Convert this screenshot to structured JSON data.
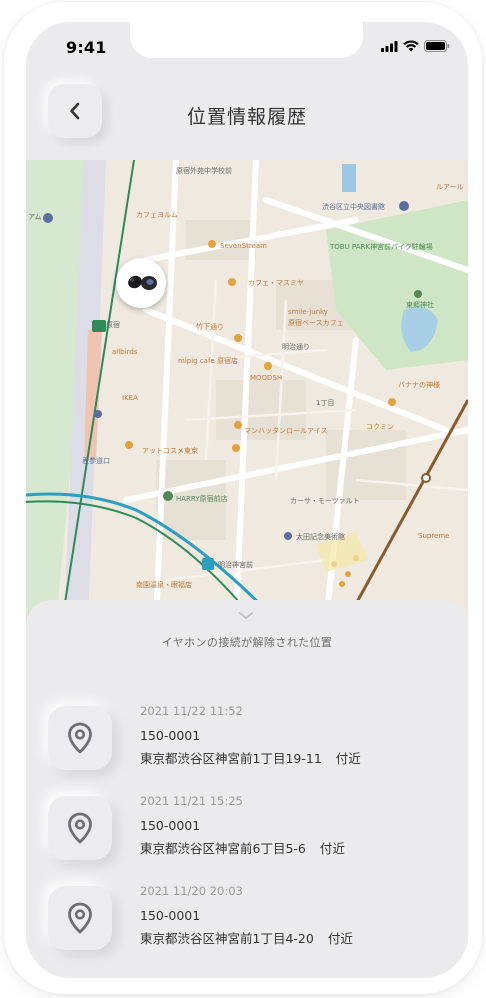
{
  "status_bar": {
    "time": "9:41"
  },
  "header": {
    "title": "位置情報履歴"
  },
  "map": {
    "labels": {
      "harajuku": "原宿",
      "omotesando_exit": "表参道口",
      "meiji_jingumae": "明治神宮前",
      "tobu_park": "TOBU PARK神宮前パイク駐輪場",
      "seven_stream": "SevenStream",
      "cafe_yorumu": "カフェヨルム",
      "cafe_masamiya": "カフェ・マスミヤ",
      "smile_junky": "smile-junky",
      "harajuku_base_cafe": "原宿ベースカフェ",
      "takeshita": "竹下通り",
      "mipig": "mipig cafe 原宿店",
      "moodsh": "MOODSH",
      "allbirds": "allbirds",
      "ikea": "IKEA",
      "banana": "バナナの神様",
      "kokumin": "コクミン",
      "manhattan": "マンハッタンロールアイス",
      "atcosme": "アットコスメ東京",
      "harry": "HARRY原宿前店",
      "carsa": "カーサ・モーツァルト",
      "ota": "太田記念美術館",
      "tougou": "東郷神社",
      "chome1": "1丁目",
      "supreme": "Supreme",
      "shibuya_lib": "渋谷区立中央図書館",
      "nanmon": "南園温泉・眼福店",
      "ruaru": "ルアール",
      "am": "アム",
      "meiji_dori": "明治通り",
      "ryokuchi": "原宿外苑中学校前"
    }
  },
  "sheet": {
    "title": "イヤホンの接続が解除された位置",
    "items": [
      {
        "date": "2021 11/22 11:52",
        "zip": "150-0001",
        "address": "東京都渋谷区神宮前1丁目19-11",
        "suffix": "付近"
      },
      {
        "date": "2021 11/21 15:25",
        "zip": "150-0001",
        "address": "東京都渋谷区神宮前6丁目5-6",
        "suffix": "付近"
      },
      {
        "date": "2021 11/20 20:03",
        "zip": "150-0001",
        "address": "東京都渋谷区神宮前1丁目4-20",
        "suffix": "付近"
      }
    ]
  },
  "icons": {
    "back": "chevron-left-icon",
    "pin": "location-pin-icon",
    "handle": "chevron-down-icon"
  },
  "colors": {
    "background": "#ebebed",
    "map_base": "#efe9e0",
    "park": "#cfe6c6",
    "rail_green": "#2e8b57",
    "rail_blue": "#2a9fbf",
    "rail_brown": "#8b5a2b"
  }
}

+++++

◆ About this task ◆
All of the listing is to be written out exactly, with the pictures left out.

◆ Response area ◆
Convert this screenshot to structured JSON data.
{
  "status_bar": {
    "time": "9:41"
  },
  "header": {
    "title": "位置情報履歴"
  },
  "map": {
    "labels": {
      "harajuku": "原宿",
      "omotesando_exit": "表参道口",
      "meiji_jingumae": "明治神宮前",
      "tobu_park": "TOBU PARK神宮前パイク駐輪場",
      "seven_stream": "SevenStream",
      "cafe_yorumu": "カフェヨルム",
      "cafe_masamiya": "カフェ・マスミヤ",
      "smile_junky": "smile-junky",
      "harajuku_base_cafe": "原宿ベースカフェ",
      "takeshita": "竹下通り",
      "mipig": "mipig cafe 原宿店",
      "moodsh": "MOODSH",
      "allbirds": "allbirds",
      "ikea": "IKEA",
      "banana": "バナナの神様",
      "kokumin": "コクミン",
      "manhattan": "マンハッタンロールアイス",
      "atcosme": "アットコスメ東京",
      "harry": "HARRY原宿前店",
      "carsa": "カーサ・モーツァルト",
      "ota": "太田記念美術館",
      "tougou": "東郷神社",
      "chome1": "1丁目",
      "supreme": "Supreme",
      "shibuya_lib": "渋谷区立中央図書館",
      "nanmon": "南園温泉・眼福店",
      "ruaru": "ルアール",
      "am": "アム",
      "meiji_dori": "明治通り",
      "ryokuchi": "原宿外苑中学校前"
    }
  },
  "sheet": {
    "title": "イヤホンの接続が解除された位置",
    "items": [
      {
        "date": "2021 11/22 11:52",
        "zip": "150-0001",
        "address": "東京都渋谷区神宮前1丁目19-11",
        "suffix": "付近"
      },
      {
        "date": "2021 11/21 15:25",
        "zip": "150-0001",
        "address": "東京都渋谷区神宮前6丁目5-6",
        "suffix": "付近"
      },
      {
        "date": "2021 11/20 20:03",
        "zip": "150-0001",
        "address": "東京都渋谷区神宮前1丁目4-20",
        "suffix": "付近"
      }
    ]
  },
  "icons": {
    "back": "chevron-left-icon",
    "pin": "location-pin-icon",
    "handle": "chevron-down-icon"
  },
  "colors": {
    "background": "#ebebed",
    "map_base": "#efe9e0",
    "park": "#cfe6c6",
    "rail_green": "#2e8b57",
    "rail_blue": "#2a9fbf",
    "rail_brown": "#8b5a2b"
  }
}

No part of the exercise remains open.